Doors: 19:30 / Start time: 20:00
Location: Spektrum Berlin
01 June, 2017
The XenoEntities Network would like to gather friend to watch the screening of film Funeral Parade of Roses and to pay homage to the Japanese director Toshio Matsumoto, one of the pioneers of sixties counter-cinema, video artist and critic, who just died the past month, April 12, 2017.
In the 1960s he started making experimental films and video art, influencing many other artists. His most acclaimed film is Funeral Parade of Roses (Bara no soretsu), a loose adaptation of Oedipus Rex set in the underground gay counterculture of 1960s Tokyo. The film will be preceded by the screening of White Hole, a hypnotic short Matsumoto directed ten years after. This short will send the spectator to Matsumoto's experimental cosmologies, carefully soothing our eyes before the bewildering and frantic images of Funeral Parade of Roses.
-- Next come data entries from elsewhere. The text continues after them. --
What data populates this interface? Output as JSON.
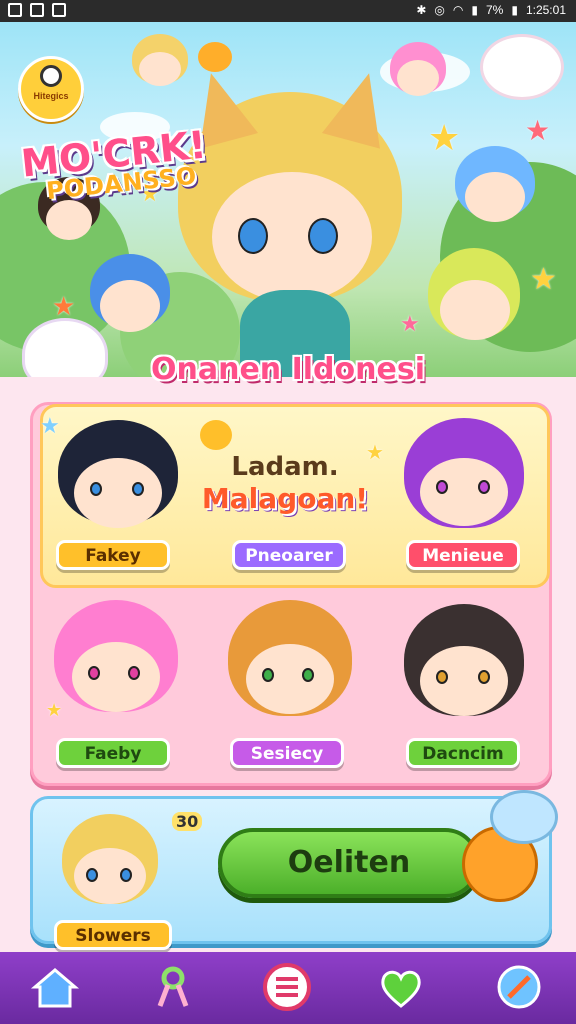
{
  "status_bar": {
    "battery": "7%",
    "time": "1:25:01"
  },
  "hero": {
    "badge_text": "Hitegics",
    "logo_line1": "MO'CRK!",
    "logo_line2": "PODANSSO"
  },
  "section_title": "Onanen Ildonesi",
  "featured": {
    "line1": "Ladam.",
    "line2": "Malagoan!"
  },
  "characters": [
    {
      "label": "Fakey",
      "hair": "#1e2438",
      "eyes": "#3a7be0",
      "color": "yellow"
    },
    {
      "label": "Pneoarer",
      "hair": "",
      "eyes": "",
      "color": "purple"
    },
    {
      "label": "Menieue",
      "hair": "#9a3ed6",
      "eyes": "#c04ad6",
      "color": "red"
    },
    {
      "label": "Faeby",
      "hair": "#ff7ed0",
      "eyes": "#e040a0",
      "color": "green"
    },
    {
      "label": "Sesiecy",
      "hair": "#e89a3a",
      "eyes": "#3fb04a",
      "color": "violet"
    },
    {
      "label": "Dacncim",
      "hair": "#3a3030",
      "eyes": "#e0a030",
      "color": "green"
    }
  ],
  "player": {
    "label": "Slowers",
    "badge": "30"
  },
  "play_button": "Oeliten",
  "nav": [
    "home-icon",
    "ribbon-icon",
    "menu-icon",
    "heart-icon",
    "compass-icon"
  ],
  "colors": {
    "accent": "#ff4f8a",
    "nav_bg": "#7b34b3",
    "play": "#5cc23a"
  }
}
Toshio Matsumoto, White Hole (1979, 6′)
Toshio Matsumoto, Funeral Parade of Roses (1969, 107′)
Director Toshio Matsumoto’s shattering, kaleidoscopic masterpiece is one of the most subversive and intoxicating films of the late 1960s: a headlong dive into a dazzling, unseen Tokyo night-world of drag queen bars and fabulous divas, fueled by booze, drugs, fuzz guitars, performance art and black mascara. Featuring breathtaking black-and-white cinematography by Tatsuo Suzuki, Funeral Parade of Roses offers a frank, openly erotic and unapologetic portrait of an underground community of drag queens. Whether laughing with drunken businessmen, eating ice cream with her girlfriends, or fighting in the streets with a local girl gang, Peter’s ravishing Eddie is something to behold. “She has bad manners, all she knows is coquetry,” complains her rival Leda – but in fact, Eddie’s bad manners are simply being too gorgeous for this world. Her stunning presence, in bell-bottom pants, black leather jacket and Brian Jones hair-do, is a direct threat to the social order, both in the Bar Genet and in the streets of Tokyo.
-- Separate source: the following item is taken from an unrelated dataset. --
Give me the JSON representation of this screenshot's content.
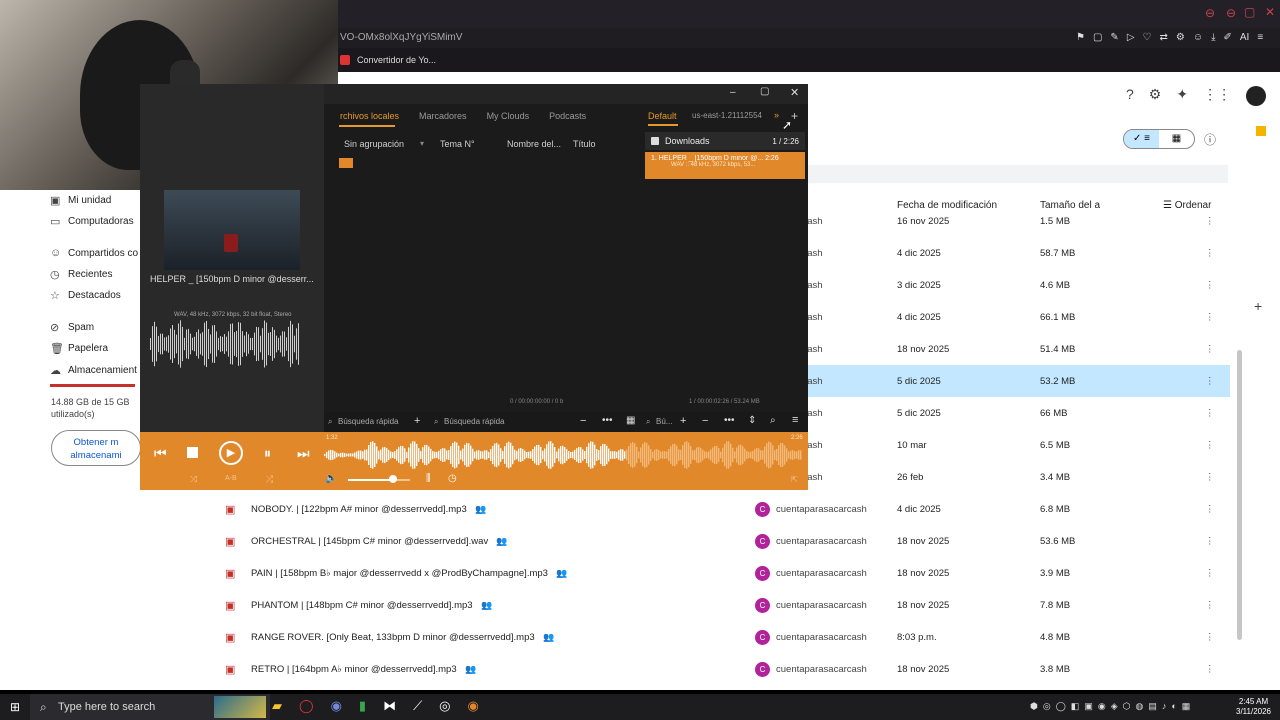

Program curated by Lou Drago, Pedro Marum, and Rita Macedo.